Taussig’s book entwines and alternates anthropological facts with narrative fiction as a means of opening a view to mysticisms inherent to the creation and sustenance of a State. Pointing to the mythological attributes of nationalism, the assumptive authority attributed to representatives of the State, and to affective qualities of prescribed history and identity, the author locates and demonstrates the magical properties of State existence. By associating his narration to common perceptions pertaining to the primitivity of non-Westernized cultures, Taussig’s fictive mountain reveals contemporary power dynamics and modernist methodologies which might been seen as akin or parallel to, rather than having contrast with, these so-called superstitious cultures.
Taussig credits a concept proposed by Georges Bataille, surrounding death rituals, for his inception of this book. In this chapter, the author begins by distinguishing contemplation from distraction by describing the latter as an apperceptive mode of engagement, a “barely conscious peripheral vision” in the everyday life. He suggests that a certain tactility grows out of distracted vision, which “confounds” the subject with the object so much that “the unconscious seems to reside in an object”, rather than in the perceiver. He notes that photography revealed this process by making visible in the everyday, that which was not usually isolated in our perspectives while immersed and distracted in a given environment.
Taussig refers to our associatively assigned meanings to such imagery as relating to an “optical unconscious”, and cites technologies as producing a new tactility that is ascribed to objects, upon which a transference of magical properties has occurred. He describes the transference as a demystification and re-enchantment process. An example provided is the “artfull practice” of advertising, which blends aesthetics with practicality and associates with attributes of identity, it’s mimesis implies a copying while making a substantial materialist connection – and both are viewed as necessary to contagious magical ritual. He suggests that advertising imagery might be seen as replacing wax portraits of an adversary or loved one, for example, which would typically be actuated by a hair or nail or property of that person. The object or target of the magic requires optical likeness, sensual objectification, and the material substance which links it’s concept to the everyday life. He states that is precisely in such ways that the power of advertising resides in it’s visceral impact and affects.
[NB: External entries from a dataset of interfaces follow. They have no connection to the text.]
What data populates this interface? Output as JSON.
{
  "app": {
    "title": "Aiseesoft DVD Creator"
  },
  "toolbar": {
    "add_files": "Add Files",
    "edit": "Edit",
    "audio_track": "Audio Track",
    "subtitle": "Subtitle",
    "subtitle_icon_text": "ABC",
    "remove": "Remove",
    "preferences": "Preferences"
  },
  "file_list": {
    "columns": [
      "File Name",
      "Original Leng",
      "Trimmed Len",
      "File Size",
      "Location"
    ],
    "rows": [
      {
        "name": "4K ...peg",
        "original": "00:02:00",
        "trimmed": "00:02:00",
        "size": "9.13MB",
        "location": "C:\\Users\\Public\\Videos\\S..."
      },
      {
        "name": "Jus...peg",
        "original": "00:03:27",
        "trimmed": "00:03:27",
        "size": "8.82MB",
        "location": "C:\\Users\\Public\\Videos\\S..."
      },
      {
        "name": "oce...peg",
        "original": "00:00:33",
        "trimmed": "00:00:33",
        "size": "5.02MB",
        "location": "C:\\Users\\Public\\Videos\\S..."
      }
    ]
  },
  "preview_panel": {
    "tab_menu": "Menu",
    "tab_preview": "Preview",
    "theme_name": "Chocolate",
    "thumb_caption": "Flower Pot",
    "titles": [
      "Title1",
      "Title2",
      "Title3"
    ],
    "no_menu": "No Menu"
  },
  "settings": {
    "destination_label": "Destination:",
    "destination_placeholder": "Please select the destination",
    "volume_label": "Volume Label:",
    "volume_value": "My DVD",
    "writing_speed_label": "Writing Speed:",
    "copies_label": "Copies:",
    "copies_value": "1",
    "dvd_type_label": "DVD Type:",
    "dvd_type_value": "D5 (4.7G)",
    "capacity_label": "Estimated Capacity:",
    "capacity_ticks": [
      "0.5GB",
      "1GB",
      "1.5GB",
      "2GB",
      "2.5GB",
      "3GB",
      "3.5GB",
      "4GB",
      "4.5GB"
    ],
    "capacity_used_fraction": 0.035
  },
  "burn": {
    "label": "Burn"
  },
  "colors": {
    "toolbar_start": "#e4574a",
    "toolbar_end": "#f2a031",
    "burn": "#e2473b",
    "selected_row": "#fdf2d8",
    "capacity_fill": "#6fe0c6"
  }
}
Taussig states that the sociological structure of research and specialized disciplines obscure these impacts, and that media and imagery not only represent an issue of literacy but also a new tactility, and thus a new form of magic.The author asserts that while a poesis of everyday life (citing Michel De Certeau) may be expounded upon, the question of resistance rests instead (not with universal semiotics but) within context of capitalist mimetics. He also describes Foucaultian notions of subjugation as overlooking the “dubious luminosity of meanings” and the intellectual containment of the body’s understanding of everyday life. This analogy reframes discourse surrounding mind/body paradoxes and identifies the body as subjugated by the mind – thus biasing, diluting, or confusing our interpretations of physical experience (of say, the urban landscape, for example). Taussig criticizes mimetic approaches to research and analysis also, noting the effort to garner legitimization and the reconstituting of “the obvious” in analysis, as opposed to challenging the predominate critical practice. The latter of which he suggests should be referred to as an “allegorizing” mode of reading into events and artifacts.
Sections of this text provide another layer of meanings to investigate in regard to the character of an engagement and experiential meanings, as it might also pertain to technological art making and presentations.